Theresa May's decision to call a snap general election in a bid to boost her mandate has spectacularly backfired, plunging the UK into unnecessary uncertainty with just over a week before Brexit talks begin.
The ruling Conservatives are set to lose 17 seats, with Labour making a surprise gain of 34 MPs in the House of Commons, according to predictions.
The result comes after a lacklustre campaign from May, who refused to take part in any head-to-head TV debates with Labour leader Jeremy Corbyn and faced a backlash over a so called "dementia tax".
The policy threatened elderly people in England would have to pay for their social costs if they have assets worth more than £100,000 ($127,530) .
May, who succeeded David Cameron in the wake of the EU referendum result last June, claimed to offer "strong and stable" leadership. But her play-it-safe attitude and wooden delivery failed to win the British electorate over, leaving her political career in jeopardy.
The star of the Tory show has been Ruth Davidson, the photo-op loving Scottish Conservative leader, who has helped take seats off the SNP and put the brakes on Nicola Sturgeon's calls for a second Scottish Independence referendum.
Former First Minister of Scotland Alex Salmond lost his seat to the Conservatives alongside Angus Robertson, the now ex-leader of the SNP at Westminster.
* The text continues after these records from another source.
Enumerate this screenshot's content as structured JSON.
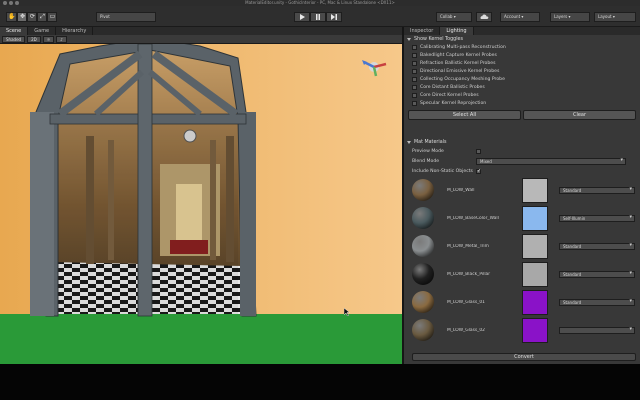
{
  "window": {
    "title": "MaterialEditor.unity - GothicInterior - PC, Mac & Linux Standalone <DX11>"
  },
  "toolbar": {
    "transform_tools": [
      "✋",
      "✥",
      "⟳",
      "⤢",
      "▭"
    ],
    "pivot_label": "Pivot",
    "play_icon": "play-icon",
    "pause_icon": "pause-icon",
    "step_icon": "step-icon",
    "collab_label": "Collab ▾",
    "account_label": "Account ▾",
    "layers_label": "Layers ▾",
    "layout_label": "Layout ▾"
  },
  "scene": {
    "tabs": [
      "Scene",
      "Game",
      "Hierarchy"
    ],
    "controls": [
      "Shaded",
      "2D",
      "☼",
      "♪"
    ]
  },
  "inspector": {
    "tabs": [
      "Inspector",
      "Lighting"
    ],
    "toggles_title": "Show Kernel Toggles",
    "toggles": [
      "Calibrating Multi-pass Reconstruction",
      "Bakedlight Capture Kernel Probes",
      "Refraction Ballistic Kernel Probes",
      "Directional Emissive Kernel Probes",
      "Collecting Occupancy Meshing Probe",
      "Core Distant Ballistic Probes",
      "Core Direct Kernel Probes",
      "Specular Kernel Reprojection"
    ],
    "select_all": "Select All",
    "clear": "Clear",
    "materials_title": "Mat Materials",
    "preview_mode_label": "Preview Mode",
    "preview_mode_value": "",
    "blend_label": "Blend Mode",
    "blend_value": "Mixed",
    "static_label": "Include Non-Static Objects",
    "materials": [
      {
        "name": "M_LOW_Wall",
        "sphere": "#7a6040",
        "swatch": "#b8b8b8",
        "shader": "Standard"
      },
      {
        "name": "M_LOW_BaseColor_Wall",
        "sphere": "#4a5a5e",
        "swatch": "#8ab8ee",
        "shader": "Self-Illumin"
      },
      {
        "name": "M_LOW_Metal_Trim",
        "sphere": "#8a8e90",
        "swatch": "#b0b0b0",
        "shader": "Standard"
      },
      {
        "name": "M_LOW_Black_Pillar",
        "sphere": "#202020",
        "swatch": "#a8a8a8",
        "shader": "Standard"
      },
      {
        "name": "M_LOW_Glass_01",
        "sphere": "#8a6a40",
        "swatch": "#8a12c8",
        "shader": "Standard"
      },
      {
        "name": "M_LOW_Glass_02",
        "sphere": "#6a5a40",
        "swatch": "#8a12c8",
        "shader": ""
      }
    ],
    "footer_button": "Convert"
  },
  "colors": {
    "wall": "#f0b86a",
    "frame": "#5a6268",
    "floor": "#2a9a38",
    "panel": "#383838"
  }
}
Jeremy Corbyn, meanwhile, has been vindicated and yet again proved his critics wrong, particularly the UK's adversarial right-wing press.
He may not be heading for Number 10, but the left-winger has cut the Tory majority and created a hung parliament, where no one party had a majority of MPs in the House of Commons.
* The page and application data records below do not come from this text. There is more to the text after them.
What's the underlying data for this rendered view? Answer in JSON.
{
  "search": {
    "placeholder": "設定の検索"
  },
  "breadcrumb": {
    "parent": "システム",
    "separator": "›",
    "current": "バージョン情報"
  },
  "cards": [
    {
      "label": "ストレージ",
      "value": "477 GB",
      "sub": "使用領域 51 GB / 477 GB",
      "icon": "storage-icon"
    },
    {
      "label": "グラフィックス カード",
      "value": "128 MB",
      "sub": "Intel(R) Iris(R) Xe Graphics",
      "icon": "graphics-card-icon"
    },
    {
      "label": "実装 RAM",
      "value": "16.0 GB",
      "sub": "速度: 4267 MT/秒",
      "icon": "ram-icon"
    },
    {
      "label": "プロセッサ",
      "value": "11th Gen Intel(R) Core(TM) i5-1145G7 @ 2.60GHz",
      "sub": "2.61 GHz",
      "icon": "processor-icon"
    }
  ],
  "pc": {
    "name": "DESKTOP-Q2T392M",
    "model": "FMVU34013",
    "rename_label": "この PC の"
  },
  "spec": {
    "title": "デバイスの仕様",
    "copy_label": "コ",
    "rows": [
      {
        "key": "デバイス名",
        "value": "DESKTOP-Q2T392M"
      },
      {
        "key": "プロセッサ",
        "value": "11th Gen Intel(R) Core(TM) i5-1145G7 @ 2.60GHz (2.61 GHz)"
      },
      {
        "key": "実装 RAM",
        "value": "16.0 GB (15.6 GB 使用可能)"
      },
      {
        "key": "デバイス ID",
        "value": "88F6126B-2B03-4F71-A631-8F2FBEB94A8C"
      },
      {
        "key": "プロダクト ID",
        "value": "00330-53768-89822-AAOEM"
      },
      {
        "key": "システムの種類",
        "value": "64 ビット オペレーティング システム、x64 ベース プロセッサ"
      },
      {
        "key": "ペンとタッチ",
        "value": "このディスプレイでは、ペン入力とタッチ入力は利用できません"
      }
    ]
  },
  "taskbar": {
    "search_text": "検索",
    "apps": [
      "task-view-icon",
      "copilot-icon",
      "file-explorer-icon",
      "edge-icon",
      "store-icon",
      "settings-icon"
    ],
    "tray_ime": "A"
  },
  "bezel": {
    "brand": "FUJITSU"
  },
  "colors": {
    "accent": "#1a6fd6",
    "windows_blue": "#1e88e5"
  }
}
"People have said that they've had quite enough of austerity politics...They are voting for hope and turning their backs on austerity," Corbyn declared.
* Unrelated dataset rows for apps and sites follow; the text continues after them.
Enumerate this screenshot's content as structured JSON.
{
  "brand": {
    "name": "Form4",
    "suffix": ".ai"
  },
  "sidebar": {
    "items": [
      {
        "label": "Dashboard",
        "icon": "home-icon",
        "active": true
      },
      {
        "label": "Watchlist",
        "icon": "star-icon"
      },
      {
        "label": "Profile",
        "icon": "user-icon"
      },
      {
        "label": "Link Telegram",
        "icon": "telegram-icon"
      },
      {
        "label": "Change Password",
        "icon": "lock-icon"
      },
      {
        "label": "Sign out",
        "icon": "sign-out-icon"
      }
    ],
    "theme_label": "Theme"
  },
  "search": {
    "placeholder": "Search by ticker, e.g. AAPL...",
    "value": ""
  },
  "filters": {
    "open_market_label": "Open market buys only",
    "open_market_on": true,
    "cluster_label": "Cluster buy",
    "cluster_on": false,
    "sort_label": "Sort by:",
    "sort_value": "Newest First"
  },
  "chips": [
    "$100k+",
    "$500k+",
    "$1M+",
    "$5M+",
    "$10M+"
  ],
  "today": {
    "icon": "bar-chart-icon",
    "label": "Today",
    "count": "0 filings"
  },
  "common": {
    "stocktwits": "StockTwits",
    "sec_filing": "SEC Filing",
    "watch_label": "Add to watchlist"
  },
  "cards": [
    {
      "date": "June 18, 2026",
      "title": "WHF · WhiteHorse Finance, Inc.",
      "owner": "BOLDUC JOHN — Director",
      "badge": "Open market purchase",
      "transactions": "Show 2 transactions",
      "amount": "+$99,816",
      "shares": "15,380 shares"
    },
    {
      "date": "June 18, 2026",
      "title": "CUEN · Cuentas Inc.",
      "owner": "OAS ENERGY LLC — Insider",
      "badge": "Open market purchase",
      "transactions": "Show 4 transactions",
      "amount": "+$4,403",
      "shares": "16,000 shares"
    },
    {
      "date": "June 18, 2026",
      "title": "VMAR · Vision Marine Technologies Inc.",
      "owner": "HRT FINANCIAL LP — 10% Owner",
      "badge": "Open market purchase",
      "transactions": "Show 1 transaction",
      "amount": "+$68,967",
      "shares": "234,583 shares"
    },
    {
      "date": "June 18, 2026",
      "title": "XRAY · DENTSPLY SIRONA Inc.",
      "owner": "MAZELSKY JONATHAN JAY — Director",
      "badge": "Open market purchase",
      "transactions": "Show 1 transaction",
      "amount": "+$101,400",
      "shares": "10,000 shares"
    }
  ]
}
"I am very proud of the results that are coming in all over the country tonight of people voting for hope, voting for hope in the future and turning their backs on austerity.
"If there is a message from tonight's result, it's this: the prime minister called the election because she wanted a mandate.
"Well, the mandate she has got is lost Conservative seats, lost votes, lost votes and lost confidence. I would have thought that's enough to go, actually, and make way for a government that will be truly representative of all of this country."
Elsewhere, the Ukip vote collapsed, with Labour and the Tories benefitting. The Eurosceptic party's leader Paul Nuttall MEP was humiliated as he came third behind Labour and Conservatives in Boston and Skegness, the most pro-Brexit seat in the country.
Nigel Farage, who has been concentrating on his media career since quitting as Ukip leader, could be making a return to frontline politics if Brexit is in jeopardy under a Corbyn-led coalition government.
Finally, it was a mixed night for the pro-EU Liberal Democrats as former deputy prime minister Nick Clegg lost his Sheffield Hallam seat to Labour, while his party was projected to gain six seats.
"Simply holding our own would be a good result. And there will be no deals if there's a hung parliament," a Liberal Democrat source told IBTimes UK. What will Michel Barnier, the EU's chief negotiator, make of all of this?